* [Exercise]
Keeping every line intact, repeat the data word for word.

Data entries
☆ ☆ ☆ ☆ ☆

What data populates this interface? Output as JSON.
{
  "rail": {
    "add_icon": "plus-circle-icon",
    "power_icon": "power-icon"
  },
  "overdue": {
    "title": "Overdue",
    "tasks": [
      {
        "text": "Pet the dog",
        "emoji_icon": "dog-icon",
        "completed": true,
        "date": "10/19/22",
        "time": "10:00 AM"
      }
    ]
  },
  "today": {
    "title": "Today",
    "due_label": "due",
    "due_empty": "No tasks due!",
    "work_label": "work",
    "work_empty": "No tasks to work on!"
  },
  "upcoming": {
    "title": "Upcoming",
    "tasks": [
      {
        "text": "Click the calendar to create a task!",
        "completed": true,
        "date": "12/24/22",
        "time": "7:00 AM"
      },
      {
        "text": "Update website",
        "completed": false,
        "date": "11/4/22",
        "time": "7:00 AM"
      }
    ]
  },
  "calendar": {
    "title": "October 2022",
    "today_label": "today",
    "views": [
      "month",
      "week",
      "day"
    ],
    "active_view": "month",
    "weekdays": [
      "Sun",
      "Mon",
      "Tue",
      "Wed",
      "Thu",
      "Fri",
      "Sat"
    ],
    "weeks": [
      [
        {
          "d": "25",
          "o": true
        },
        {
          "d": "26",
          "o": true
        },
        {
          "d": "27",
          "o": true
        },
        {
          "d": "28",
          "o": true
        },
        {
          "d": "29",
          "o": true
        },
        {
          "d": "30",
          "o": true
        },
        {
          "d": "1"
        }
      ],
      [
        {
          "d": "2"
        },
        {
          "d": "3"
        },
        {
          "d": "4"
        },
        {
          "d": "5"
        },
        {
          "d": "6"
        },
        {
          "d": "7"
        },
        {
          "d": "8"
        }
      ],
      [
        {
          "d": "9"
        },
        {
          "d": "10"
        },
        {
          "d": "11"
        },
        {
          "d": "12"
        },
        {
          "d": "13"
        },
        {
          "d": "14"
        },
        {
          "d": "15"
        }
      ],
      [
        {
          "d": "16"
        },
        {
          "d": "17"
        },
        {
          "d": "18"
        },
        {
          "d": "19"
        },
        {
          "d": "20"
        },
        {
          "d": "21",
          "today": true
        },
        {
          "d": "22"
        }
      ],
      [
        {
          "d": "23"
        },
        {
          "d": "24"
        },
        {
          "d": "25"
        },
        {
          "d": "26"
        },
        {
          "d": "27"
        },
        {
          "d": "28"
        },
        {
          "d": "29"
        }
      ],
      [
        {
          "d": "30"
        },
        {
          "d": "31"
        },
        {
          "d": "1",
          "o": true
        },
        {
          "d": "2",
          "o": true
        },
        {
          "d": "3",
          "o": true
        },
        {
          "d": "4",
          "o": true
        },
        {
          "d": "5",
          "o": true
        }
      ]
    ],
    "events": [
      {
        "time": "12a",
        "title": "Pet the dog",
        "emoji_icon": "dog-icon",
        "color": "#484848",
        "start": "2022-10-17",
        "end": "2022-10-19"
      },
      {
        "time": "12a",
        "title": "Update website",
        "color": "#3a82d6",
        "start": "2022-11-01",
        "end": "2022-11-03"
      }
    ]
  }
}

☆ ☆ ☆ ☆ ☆

* [Exercise response]
What data populates this interface? Output as JSON.
{
  "rail": {
    "add_icon": "plus-circle-icon",
    "power_icon": "power-icon"
  },
  "overdue": {
    "title": "Overdue",
    "tasks": [
      {
        "text": "Pet the dog",
        "emoji_icon": "dog-icon",
        "completed": true,
        "date": "10/19/22",
        "time": "10:00 AM"
      }
    ]
  },
  "today": {
    "title": "Today",
    "due_label": "due",
    "due_empty": "No tasks due!",
    "work_label": "work",
    "work_empty": "No tasks to work on!"
  },
  "upcoming": {
    "title": "Upcoming",
    "tasks": [
      {
        "text": "Click the calendar to create a task!",
        "completed": true,
        "date": "12/24/22",
        "time": "7:00 AM"
      },
      {
        "text": "Update website",
        "completed": false,
        "date": "11/4/22",
        "time": "7:00 AM"
      }
    ]
  },
  "calendar": {
    "title": "October 2022",
    "today_label": "today",
    "views": [
      "month",
      "week",
      "day"
    ],
    "active_view": "month",
    "weekdays": [
      "Sun",
      "Mon",
      "Tue",
      "Wed",
      "Thu",
      "Fri",
      "Sat"
    ],
    "weeks": [
      [
        {
          "d": "25",
          "o": true
        },
        {
          "d": "26",
          "o": true
        },
        {
          "d": "27",
          "o": true
        },
        {
          "d": "28",
          "o": true
        },
        {
          "d": "29",
          "o": true
        },
        {
          "d": "30",
          "o": true
        },
        {
          "d": "1"
        }
      ],
      [
        {
          "d": "2"
        },
        {
          "d": "3"
        },
        {
          "d": "4"
        },
        {
          "d": "5"
        },
        {
          "d": "6"
        },
        {
          "d": "7"
        },
        {
          "d": "8"
        }
      ],
      [
        {
          "d": "9"
        },
        {
          "d": "10"
        },
        {
          "d": "11"
        },
        {
          "d": "12"
        },
        {
          "d": "13"
        },
        {
          "d": "14"
        },
        {
          "d": "15"
        }
      ],
      [
        {
          "d": "16"
        },
        {
          "d": "17"
        },
        {
          "d": "18"
        },
        {
          "d": "19"
        },
        {
          "d": "20"
        },
        {
          "d": "21",
          "today": true
        },
        {
          "d": "22"
        }
      ],
      [
        {
          "d": "23"
        },
        {
          "d": "24"
        },
        {
          "d": "25"
        },
        {
          "d": "26"
        },
        {
          "d": "27"
        },
        {
          "d": "28"
        },
        {
          "d": "29"
        }
      ],
      [
        {
          "d": "30"
        },
        {
          "d": "31"
        },
        {
          "d": "1",
          "o": true
        },
        {
          "d": "2",
          "o": true
        },
        {
          "d": "3",
          "o": true
        },
        {
          "d": "4",
          "o": true
        },
        {
          "d": "5",
          "o": true
        }
      ]
    ],
    "events": [
      {
        "time": "12a",
        "title": "Pet the dog",
        "emoji_icon": "dog-icon",
        "color": "#484848",
        "start": "2022-10-17",
        "end": "2022-10-19"
      },
      {
        "time": "12a",
        "title": "Update website",
        "color": "#3a82d6",
        "start": "2022-11-01",
        "end": "2022-11-03"
      }
    ]
  }
}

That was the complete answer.